Blood pressure, refers to the pressure of blood against our artery walls. Over time, high blood pressure, or hypertension, may cause blood vessel damage that leads to heart disease, kidney disease, stroke, and other serious health conditions. High blood pressure is prevalent in Hong Kong; The Population Health Survey 2014 -15 from the Hong Kong Department of Health revealed that around 27% of the population aged 15 or above has elevated blood pressure. The prevalence also increased as we age, with 4.5% among those aged 15 to 24 and up to 64.8% for those aged 65 to 84!
There are various factors that determine high blood pressure: age, gender, family history, race, activity levels, and the quality of the diet. As adopting a healthy lifestyle has been shown to lower blood pressure, most of us can make an effort to change our diet once we have been diagnosed. Aside from cutting salt intake and eating fewer high-sodium packaged foods, you can also include more of the following foods to help manage your blood pressure
1. Green-Coloured Vegetables
We all know that eating more vegetable is good for us. It turns out, they are not just simply “good”, but they may be able to help us lower blood pressure as well. As we often focus on lowering sodium intake when it comes to managing blood pressure, we shouldn’t neglect the other side of the equation: potassium. Potassium is the mineral that can counteract the damaging effects of sodium, hence it is important to incorporate more potassium-rich foods into our diet. The recommended daily intake of potassium from most health organizations is between 2,000 to 4,600 mg, and fruits and vegetables are the key sources for potassium. In particular, among the 5 color groups of fruits and vegetables, the green-coloured family collectively provides an excellent source.
● Beet Greens (½ cup, cooked) 655 mg
● Edamame (½ cup, cooked) 485 mg
● Avocado (½ piece) 419 mg
● Spinach (½ cup, cooked) 419 mg
● Bok Choy (½ cup, cooked) 315 mg
● Brussels sprouts (½ cup, cooked) 247 mg
● Broccoli (½ cup, cooked) 229 mg
● Kiwi (1 piece) 215 mg
Other high-potassium foods include bananas, potatoes, sweet potatoes, tomatoes and more.
Caution: People with kidney disease may have a different requirement for potassium intake. Speak to your doctor if you’re concerned.
In addition to potassium, many green leafy vegetables are also rich in nitrates, which may help to lower blood pressure as well. A UK study published in 2015 found that healthy woman eating just a week of high-nitrate vegetables saw a drop of 4 mm Hg in systolic blood pressure. That’s remarkable in just one week
Colourful berries contain antioxidant compounds called anthocyanins. You may have heard about this antioxidant being helpful for eye health, indeed there is more to it. A long-term study of 14 years in the United States involving 34,000 people with hypertension found that those with a high intake of anthocyanins saw an 8% reduction in risk of developing hypertension.
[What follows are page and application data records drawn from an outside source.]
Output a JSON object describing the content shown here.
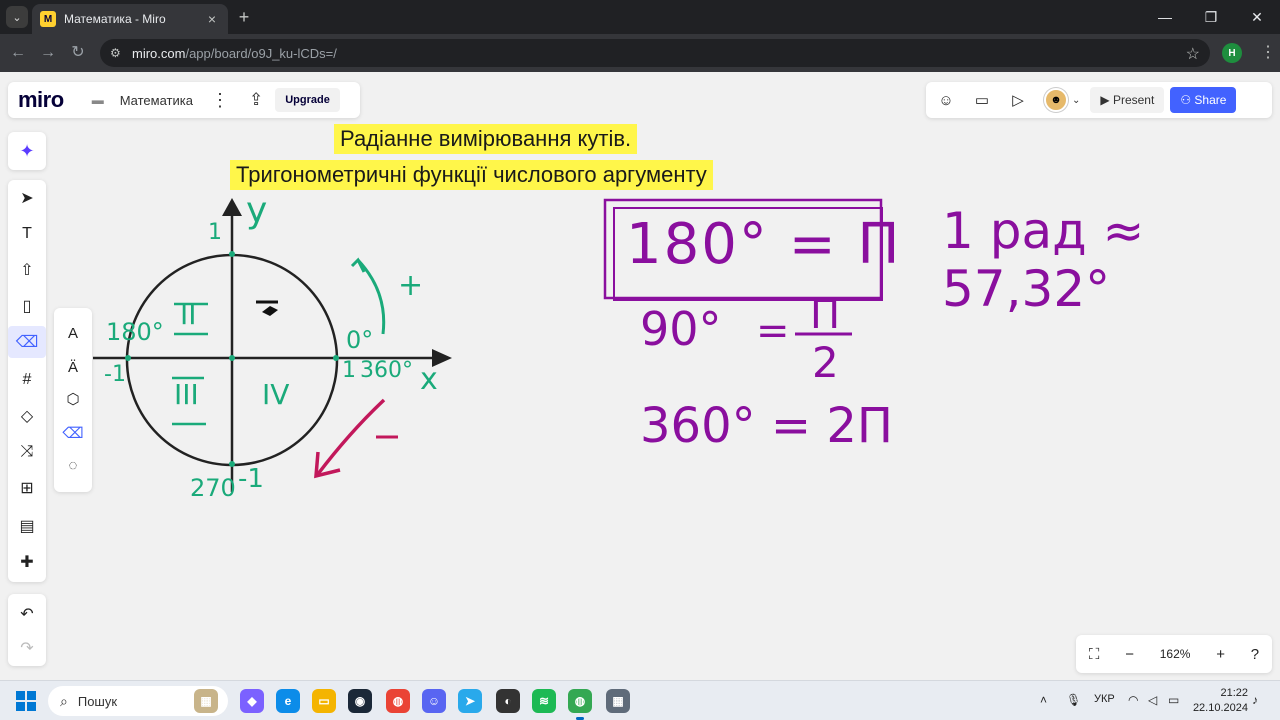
{
  "browser": {
    "tab_title": "Математика - Miro",
    "tab_favicon": "M",
    "url_host": "miro.com",
    "url_path": "/app/board/o9J_ku-lCDs=/",
    "profile_initial": "H"
  },
  "board": {
    "logo": "miro",
    "name": "Математика",
    "upgrade_label": "Upgrade",
    "present_label": "Present",
    "share_label": "Share",
    "zoom_level": "162%"
  },
  "content": {
    "title_line1": "Радіанне вимірювання кутів.",
    "title_line2": "Тригонометричні функції числового аргументу"
  },
  "handwriting": {
    "axis_y": "y",
    "axis_x": "x",
    "y_pos": "1",
    "y_neg": "-1",
    "x_neg": "-1",
    "x_pos": "1",
    "deg_0": "0°",
    "deg_180": "180°",
    "deg_360": "360°",
    "deg_270": "270",
    "quadrant_1": "I",
    "quadrant_2": "II",
    "quadrant_3": "III",
    "quadrant_4": "IV",
    "plus": "+",
    "minus": "−",
    "eq1": "180° = П",
    "eq2_left": "90°",
    "eq2_eq": "=",
    "eq2_num": "П",
    "eq2_den": "2",
    "eq3": "360° = 2П",
    "rad": "1 рад ≈ 57,32°",
    "color_green": "#1aaa7a",
    "color_purple": "#8a0f9e",
    "color_pink": "#c2185b"
  },
  "taskbar": {
    "search_placeholder": "Пошук",
    "language": "УКР",
    "time": "21:22",
    "date": "22.10.2024"
  }
}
Fresh berries are in season now, so enjoy them more often
Oats are often associated with blood cholesterol and blood sugar. You may be surprised to hear that they are also a great food to help manage blood pressure. A type of fiber called beta-glucan in oats has been shown to lower blood pressure. A 2007 study reported that eating oats daily for 12 weeks resulted in a drop of systolic pressure by 8.3 mm Hg, as well as a drop in diastolic pressure by 3.9 mmHg in people who are obese. More recent evidence from a review of 28 clinical trials also concluded that regular intake of beta-glucan fibre may also lower both systolic and diastolic blood pressure
4. Dark Chocolate
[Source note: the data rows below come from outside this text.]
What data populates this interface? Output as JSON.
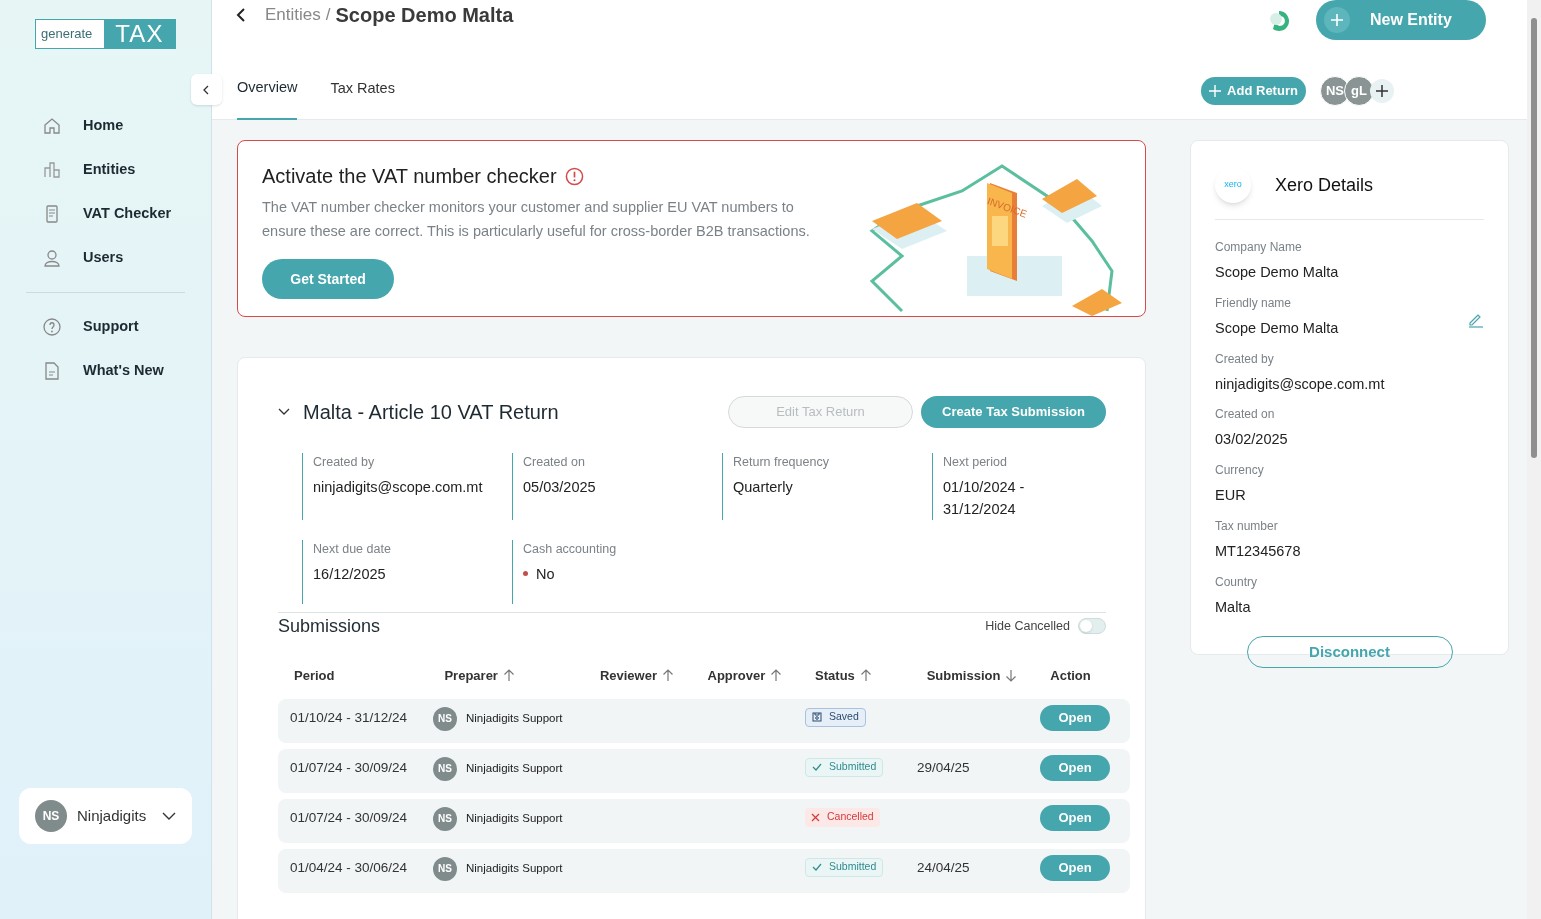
{
  "logo": {
    "left": "generate",
    "right": "TAX"
  },
  "sidebar": {
    "items": [
      {
        "label": "Home",
        "selected": false
      },
      {
        "label": "Entities",
        "selected": false
      },
      {
        "label": "VAT Checker",
        "selected": false
      },
      {
        "label": "Users",
        "selected": false
      }
    ],
    "secondary_items": [
      {
        "label": "Support"
      },
      {
        "label": "What's New"
      }
    ],
    "account": {
      "initials": "NS",
      "name": "Ninjadigits"
    }
  },
  "header": {
    "breadcrumb_parent": "Entities",
    "separator": "/",
    "title": "Scope Demo Malta",
    "new_entity_button": "New Entity",
    "tabs": [
      {
        "label": "Overview",
        "selected": true
      },
      {
        "label": "Tax Rates",
        "selected": false
      }
    ],
    "add_return_button": "Add Return",
    "avatars": [
      "NS",
      "gL"
    ]
  },
  "banner": {
    "title": "Activate the VAT number checker",
    "text": "The VAT number checker monitors your customer and supplier EU VAT numbers to ensure these are correct. This is particularly useful for cross-border B2B transactions.",
    "button": "Get Started",
    "illustration_label": "INVOICE"
  },
  "return": {
    "title": "Malta - Article 10 VAT Return",
    "expanded": true,
    "edit_button": {
      "label": "Edit Tax Return",
      "disabled": true
    },
    "create_button": "Create Tax Submission",
    "fields": [
      {
        "label": "Created by",
        "value": "ninjadigits@scope.com.mt"
      },
      {
        "label": "Created on",
        "value": "05/03/2025"
      },
      {
        "label": "Return frequency",
        "value": "Quarterly"
      },
      {
        "label": "Next period",
        "value": "01/10/2024 - 31/12/2024"
      },
      {
        "label": "Next due date",
        "value": "16/12/2025"
      },
      {
        "label": "Cash accounting",
        "value": "No",
        "color": "#c0504d"
      }
    ]
  },
  "submissions": {
    "title": "Submissions",
    "hide_cancelled": {
      "label": "Hide Cancelled",
      "on": false
    },
    "columns": [
      {
        "label": "Period",
        "sortable": false
      },
      {
        "label": "Preparer",
        "sortable": true,
        "ascending": true
      },
      {
        "label": "Reviewer",
        "sortable": true,
        "ascending": true
      },
      {
        "label": "Approver",
        "sortable": true,
        "ascending": true
      },
      {
        "label": "Status",
        "sortable": true,
        "ascending": true
      },
      {
        "label": "Submission",
        "sortable": true,
        "ascending": false
      },
      {
        "label": "Action",
        "sortable": false
      }
    ],
    "rows": [
      {
        "period": "01/10/24 - 31/12/24",
        "preparer_initials": "NS",
        "preparer": "Ninjadigits Support",
        "status": "Saved",
        "kind": "saved",
        "submission": "",
        "action": "Open"
      },
      {
        "period": "01/07/24 - 30/09/24",
        "preparer_initials": "NS",
        "preparer": "Ninjadigits Support",
        "status": "Submitted",
        "kind": "submitted",
        "submission": "29/04/25",
        "action": "Open"
      },
      {
        "period": "01/07/24 - 30/09/24",
        "preparer_initials": "NS",
        "preparer": "Ninjadigits Support",
        "status": "Cancelled",
        "kind": "cancelled",
        "submission": "",
        "action": "Open"
      },
      {
        "period": "01/04/24 - 30/06/24",
        "preparer_initials": "NS",
        "preparer": "Ninjadigits Support",
        "status": "Submitted",
        "kind": "submitted",
        "submission": "24/04/25",
        "action": "Open"
      }
    ]
  },
  "xero": {
    "logo": "xero",
    "title": "Xero Details",
    "fields": [
      {
        "label": "Company Name",
        "value": "Scope Demo Malta",
        "editable": false
      },
      {
        "label": "Friendly name",
        "value": "Scope Demo Malta",
        "editable": true
      },
      {
        "label": "Created by",
        "value": "ninjadigits@scope.com.mt",
        "editable": false
      },
      {
        "label": "Created on",
        "value": "03/02/2025",
        "editable": false
      },
      {
        "label": "Currency",
        "value": "EUR",
        "editable": false
      },
      {
        "label": "Tax number",
        "value": "MT12345678",
        "editable": false
      },
      {
        "label": "Country",
        "value": "Malta",
        "editable": false
      }
    ],
    "button": "Disconnect"
  }
}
Over the years, many reports revealed that dark chocolate may help to lower blood pressure. However some of these studies were small and not well designed to draw any concrete conclusions. So in 2010, a group of Australian scientists reviewed 15 properly designed trials where people ate chocolate everyday for at least 2 weeks. One of these studies actually lasted for 18 weeks. Regardless of duration, researchers concluded that cocoa-rich dark chocolate could help lower blood pressure in people with hypertension. Generally in chocolate, the higher the cocoa content usually means the lower its sugar content. So choose dark chocolate with at least 70% cocoa content more often. High quality chocolate products are usually made with natural cocoa ingredients without food additives. Try keeping your daily chocolate intake at no more than 30g (about 1 ounce)
5. Flax Seed
Nuts and seeds are a good option to add to the diet as a measure to manage blood pressure. Among these crunchy seeds, flax seeds seem to have demonstrated an amazing result so far. In a 2013 Canadian study, participants ate 30 grams of ground flax seeds every day for 6 months. After 6 months, the flax group was able to lower their systolic pressure by 10 mm Hg and their diastolic pressure by 7mm Hg.
As flax seeds are better absorbed grounded, purchase ground flax seeds. Alternately, you may also grind whole seeds yourself with a food processor or coffee bean grinder.
Gloria Tsang - Registered Dietitian